(Component data from apps and pages)
################
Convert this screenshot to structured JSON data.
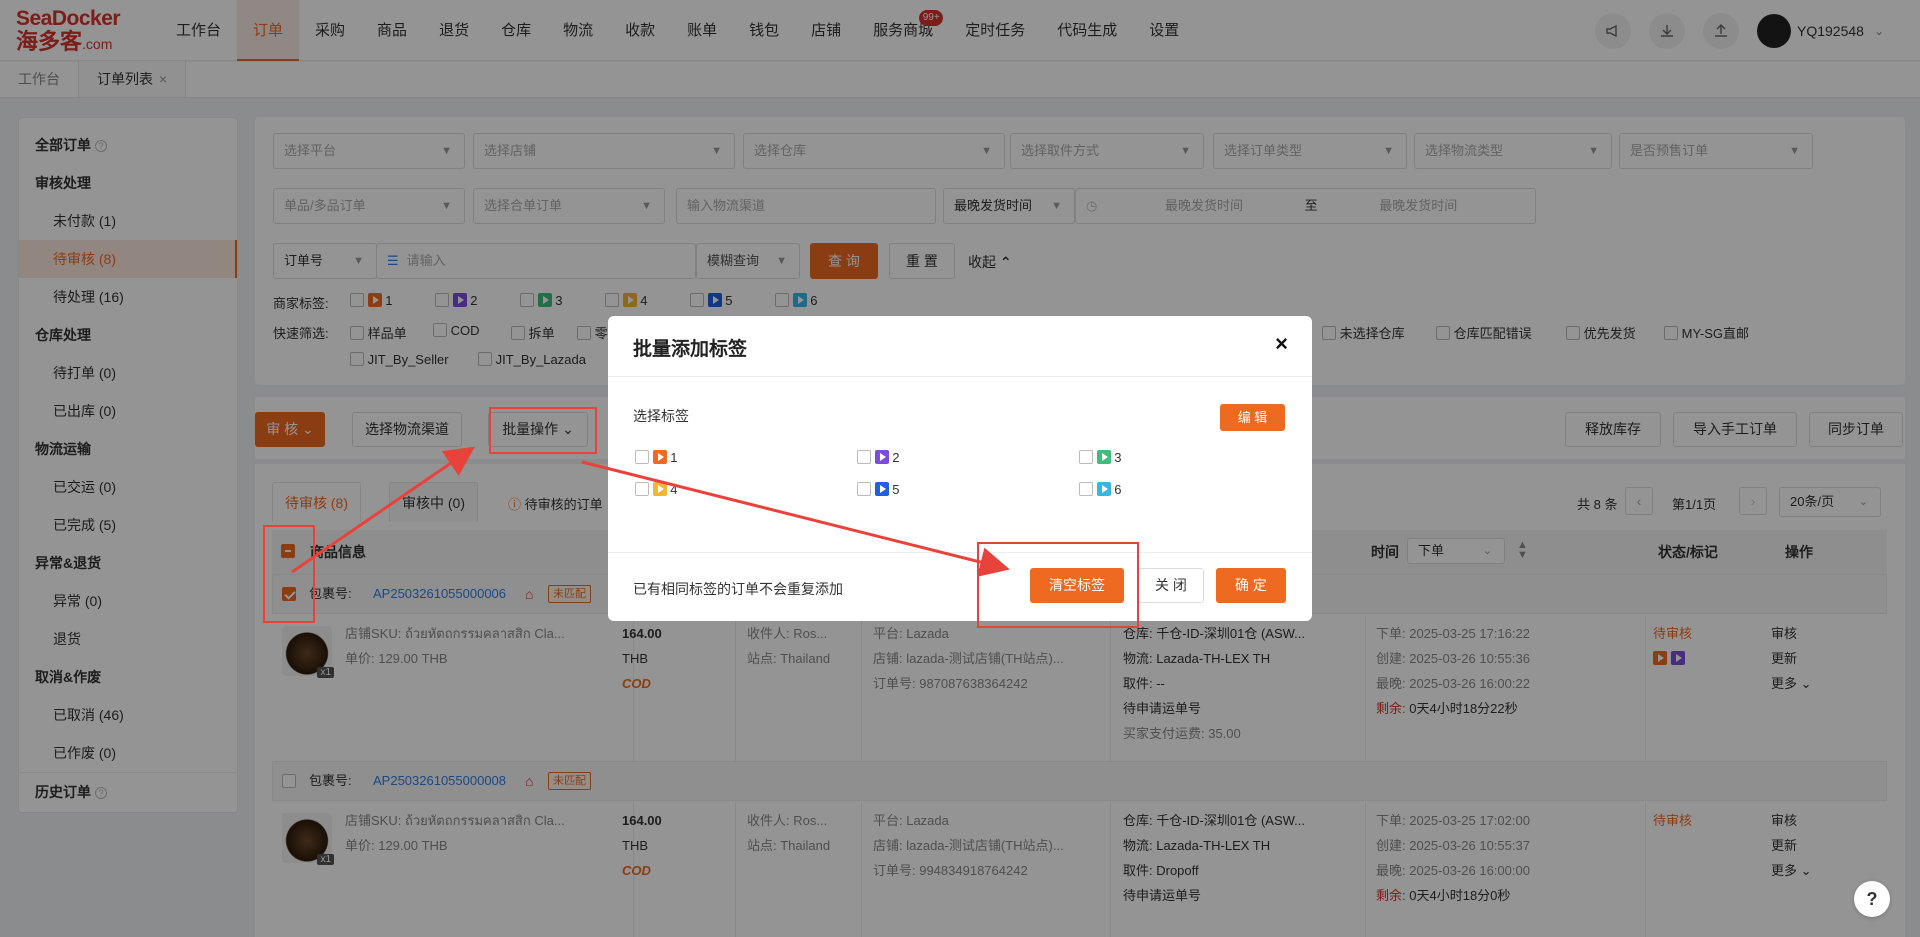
{
  "logo": {
    "top": "SeaDocker",
    "cn": "海多客",
    "suffix": ".com"
  },
  "nav": {
    "items": [
      "工作台",
      "订单",
      "采购",
      "商品",
      "退货",
      "仓库",
      "物流",
      "收款",
      "账单",
      "钱包",
      "店铺",
      "服务商城",
      "定时任务",
      "代码生成",
      "设置"
    ],
    "active_index": 1,
    "service_badge": "99+",
    "username": "YQ192548"
  },
  "page_tabs": [
    {
      "label": "工作台"
    },
    {
      "label": "订单列表",
      "close": "×"
    }
  ],
  "sidebar": {
    "all_orders": "全部订单",
    "groups": [
      {
        "title": "审核处理",
        "items": [
          "未付款 (1)",
          "待审核 (8)",
          "待处理 (16)"
        ]
      },
      {
        "title": "仓库处理",
        "items": [
          "待打单 (0)",
          "已出库 (0)"
        ]
      },
      {
        "title": "物流运输",
        "items": [
          "已交运 (0)",
          "已完成 (5)"
        ]
      },
      {
        "title": "异常&退货",
        "items": [
          "异常 (0)",
          "退货"
        ]
      },
      {
        "title": "取消&作废",
        "items": [
          "已取消 (46)",
          "已作废 (0)"
        ]
      }
    ],
    "history": "历史订单"
  },
  "filters": {
    "row1": [
      "选择平台",
      "选择店铺",
      "选择仓库",
      "选择取件方式",
      "选择订单类型",
      "选择物流类型",
      "是否预售订单"
    ],
    "row2": {
      "sku_type": "单品/多品订单",
      "merge": "选择合单订单",
      "channel_placeholder": "输入物流渠道",
      "time_type": "最晚发货时间",
      "range_start": "最晚发货时间",
      "range_sep": "至",
      "range_end": "最晚发货时间"
    },
    "row3": {
      "field": "订单号",
      "input_placeholder": "请输入",
      "match": "模糊查询",
      "query": "查 询",
      "reset": "重 置",
      "collapse": "收起"
    },
    "merchant_tags_label": "商家标签:",
    "merchant_tags": [
      "1",
      "2",
      "3",
      "4",
      "5",
      "6"
    ],
    "quick_label": "快速筛选:",
    "quick_items_left": [
      "样品单",
      "COD",
      "拆单",
      "零"
    ],
    "quick_items_right": [
      "未选择仓库",
      "仓库匹配错误",
      "优先发货",
      "MY-SG直邮"
    ],
    "quick_row2": [
      "JIT_By_Seller",
      "JIT_By_Lazada"
    ]
  },
  "actions": {
    "audit": "审 核",
    "select_channel": "选择物流渠道",
    "batch": "批量操作",
    "release": "释放库存",
    "import": "导入手工订单",
    "sync": "同步订单"
  },
  "subtabs": {
    "pending": "待审核 (8)",
    "reviewing": "审核中 (0)",
    "notice": "待审核的订单"
  },
  "pagination": {
    "total": "共 8 条",
    "page": "第1/1页",
    "size": "20条/页"
  },
  "table_header": {
    "product": "商品信息",
    "time": "时间",
    "time_select": "下单",
    "status": "状态/标记",
    "ops": "操作"
  },
  "orders": [
    {
      "pkg_label": "包裹号:",
      "pkg_no": "AP2503261055000006",
      "unmatched": "未匹配",
      "sku": "店铺SKU: ถ้วยหัตถกรรมคลาสสิก Cla...",
      "price": "单价: 129.00 THB",
      "qty": "x1",
      "amount": "164.00",
      "currency": "THB",
      "cod": "COD",
      "receiver": "收件人: Ros...",
      "site": "站点: Thailand",
      "platform": "平台: Lazada",
      "shop": "店铺: lazada-测试店铺(TH站点)...",
      "order_no": "订单号: 987087638364242",
      "warehouse": "仓库: 千仓-ID-深圳01仓 (ASW...",
      "logistics": "物流: Lazada-TH-LEX TH",
      "pickup": "取件: --",
      "tracking": "待申请运单号",
      "shipping_fee": "买家支付运费: 35.00",
      "t_order": "下单: 2025-03-25 17:16:22",
      "t_create": "创建: 2025-03-26 10:55:36",
      "t_latest": "最晚: 2025-03-26 16:00:22",
      "remain_label": "剩余:",
      "remain": "0天4小时18分22秒",
      "status": "待审核",
      "ops": [
        "审核",
        "更新",
        "更多"
      ]
    },
    {
      "pkg_label": "包裹号:",
      "pkg_no": "AP2503261055000008",
      "unmatched": "未匹配",
      "sku": "店铺SKU: ถ้วยหัตถกรรมคลาสสิก Cla...",
      "price": "单价: 129.00 THB",
      "qty": "x1",
      "amount": "164.00",
      "currency": "THB",
      "cod": "COD",
      "receiver": "收件人: Ros...",
      "site": "站点: Thailand",
      "platform": "平台: Lazada",
      "shop": "店铺: lazada-测试店铺(TH站点)...",
      "order_no": "订单号: 994834918764242",
      "warehouse": "仓库: 千仓-ID-深圳01仓 (ASW...",
      "logistics": "物流: Lazada-TH-LEX TH",
      "pickup": "取件: Dropoff",
      "tracking": "待申请运单号",
      "t_order": "下单: 2025-03-25 17:02:00",
      "t_create": "创建: 2025-03-26 10:55:37",
      "t_latest": "最晚: 2025-03-26 16:00:00",
      "remain_label": "剩余:",
      "remain": "0天4小时18分0秒",
      "status": "待审核",
      "ops": [
        "审核",
        "更新",
        "更多"
      ]
    }
  ],
  "modal": {
    "title": "批量添加标签",
    "close": "×",
    "select_label": "选择标签",
    "edit": "编 辑",
    "tags": [
      "1",
      "2",
      "3",
      "4",
      "5",
      "6"
    ],
    "note": "已有相同标签的订单不会重复添加",
    "clear": "清空标签",
    "cancel": "关 闭",
    "confirm": "确 定"
  },
  "colors": {
    "accent": "#ee6a21",
    "tag_colors": [
      "#f06a22",
      "#7c4ddb",
      "#3cbf7a",
      "#f2b632",
      "#1f5fe0",
      "#35b8e8"
    ],
    "annotation": "#e8433a"
  },
  "help": "?"
}
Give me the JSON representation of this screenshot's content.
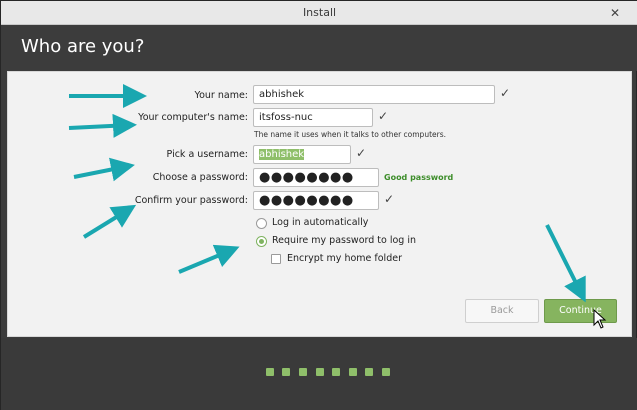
{
  "window": {
    "title": "Install",
    "close_glyph": "✕",
    "close_icon": "close-icon"
  },
  "header": {
    "heading": "Who are you?"
  },
  "form": {
    "name": {
      "label": "Your name:",
      "value": "abhishek",
      "valid_glyph": "✓"
    },
    "computer_name": {
      "label": "Your computer's name:",
      "value": "itsfoss-nuc",
      "hint": "The name it uses when it talks to other computers.",
      "valid_glyph": "✓"
    },
    "username": {
      "label": "Pick a username:",
      "value": "abhishek",
      "valid_glyph": "✓"
    },
    "password": {
      "label": "Choose a password:",
      "value": "●●●●●●●●",
      "strength": "Good password"
    },
    "confirm_password": {
      "label": "Confirm your password:",
      "value": "●●●●●●●●",
      "valid_glyph": "✓"
    },
    "login_options": [
      {
        "label": "Log in automatically",
        "selected": false
      },
      {
        "label": "Require my password to log in",
        "selected": true
      }
    ],
    "encrypt_home": {
      "label": "Encrypt my home folder",
      "checked": false
    }
  },
  "buttons": {
    "back": "Back",
    "continue": "Continue"
  },
  "progress": {
    "total_steps": 8
  },
  "colors": {
    "accent_green": "#86b45f",
    "annotation_arrow": "#1aa7b0",
    "dark_bg": "#3c3c3c"
  }
}
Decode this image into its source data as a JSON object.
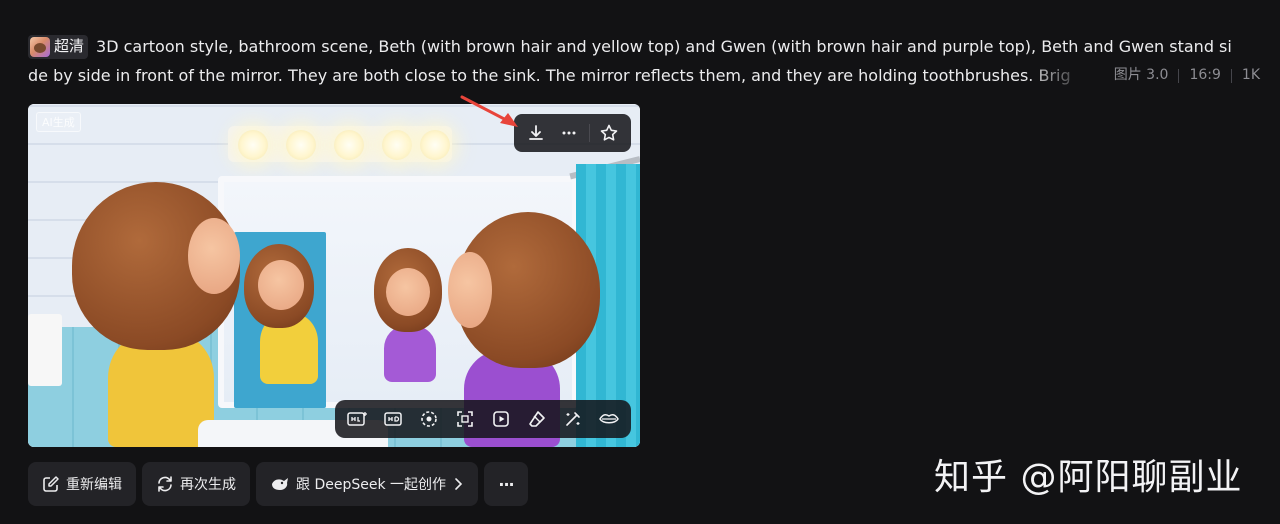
{
  "prompt": {
    "quality_label": "超清",
    "text_line1": "3D cartoon style, bathroom scene, Beth (with brown hair and yellow top) and Gwen (with brown hair and purple top), Beth and Gwen stand si",
    "text_line2": "de by side in front of the mirror. They are both close to the sink. The mirror reflects them, and they are holding toothbrushes. Brig",
    "meta": {
      "model": "图片 3.0",
      "ratio": "16:9",
      "resolution": "1K"
    }
  },
  "image": {
    "ai_badge": "AI生成",
    "top_actions": [
      {
        "name": "download-icon"
      },
      {
        "name": "more-icon"
      },
      {
        "name": "star-icon"
      }
    ],
    "tools": [
      {
        "name": "hd-plus-icon",
        "label": "HD+"
      },
      {
        "name": "hd-icon",
        "label": "HD"
      },
      {
        "name": "remix-icon"
      },
      {
        "name": "expand-icon"
      },
      {
        "name": "video-icon"
      },
      {
        "name": "eraser-icon"
      },
      {
        "name": "magic-wand-icon"
      },
      {
        "name": "lips-icon"
      }
    ]
  },
  "actions": {
    "reedit": "重新编辑",
    "regenerate": "再次生成",
    "deepseek": "跟 DeepSeek 一起创作",
    "more": "···"
  },
  "watermark": "知乎 @阿阳聊副业",
  "colors": {
    "background": "#121214",
    "accent_red": "#e0443c",
    "panel": "#232327"
  }
}
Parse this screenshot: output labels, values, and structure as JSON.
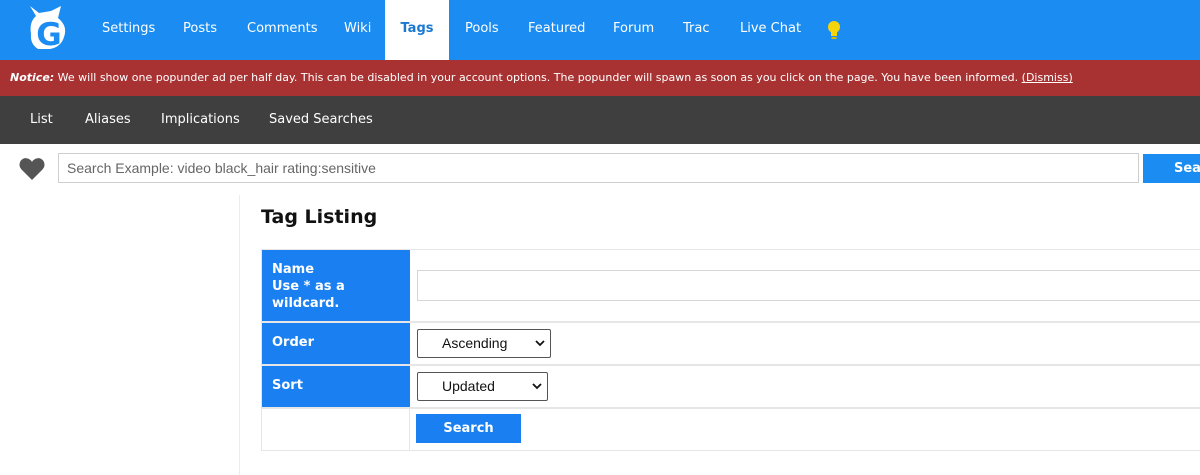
{
  "nav": {
    "items": [
      {
        "label": "Settings"
      },
      {
        "label": "Posts"
      },
      {
        "label": "Comments"
      },
      {
        "label": "Wiki"
      },
      {
        "label": "Tags"
      },
      {
        "label": "Pools"
      },
      {
        "label": "Featured"
      },
      {
        "label": "Forum"
      },
      {
        "label": "Trac"
      },
      {
        "label": "Live Chat"
      }
    ],
    "active": "Tags",
    "logo_letter": "G"
  },
  "notice": {
    "prefix": "Notice:",
    "text": " We will show one popunder ad per half day. This can be disabled in your account options. The popunder will spawn as soon as you click on the page. You have been informed. ",
    "dismiss": "(Dismiss)"
  },
  "subnav": {
    "items": [
      {
        "label": "List"
      },
      {
        "label": "Aliases"
      },
      {
        "label": "Implications"
      },
      {
        "label": "Saved Searches"
      }
    ]
  },
  "search": {
    "placeholder": "Search Example: video black_hair rating:sensitive",
    "button": "Search"
  },
  "page": {
    "title": "Tag Listing"
  },
  "form": {
    "name_label_1": "Name",
    "name_label_2": "Use * as a wildcard.",
    "name_value": "",
    "order_label": "Order",
    "order_value": "Ascending",
    "sort_label": "Sort",
    "sort_value": "Updated",
    "submit": "Search"
  },
  "colors": {
    "nav_bg": "#1a8cf2",
    "notice_bg": "#a83232",
    "subnav_bg": "#3f3f3f",
    "label_bg": "#1a7ff0",
    "bulb": "#f5d40c"
  }
}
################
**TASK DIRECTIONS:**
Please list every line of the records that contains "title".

**RESPONSE TO THIS TASK:**
        "title": "审核处理",
        "title": "仓库处理",
        "title": "物流运输",
        "title": "异常&退货",
        "title": "取消&作废",
    "title": "批量添加标签",
    "title": "Install",
    "title": "Tag Listing"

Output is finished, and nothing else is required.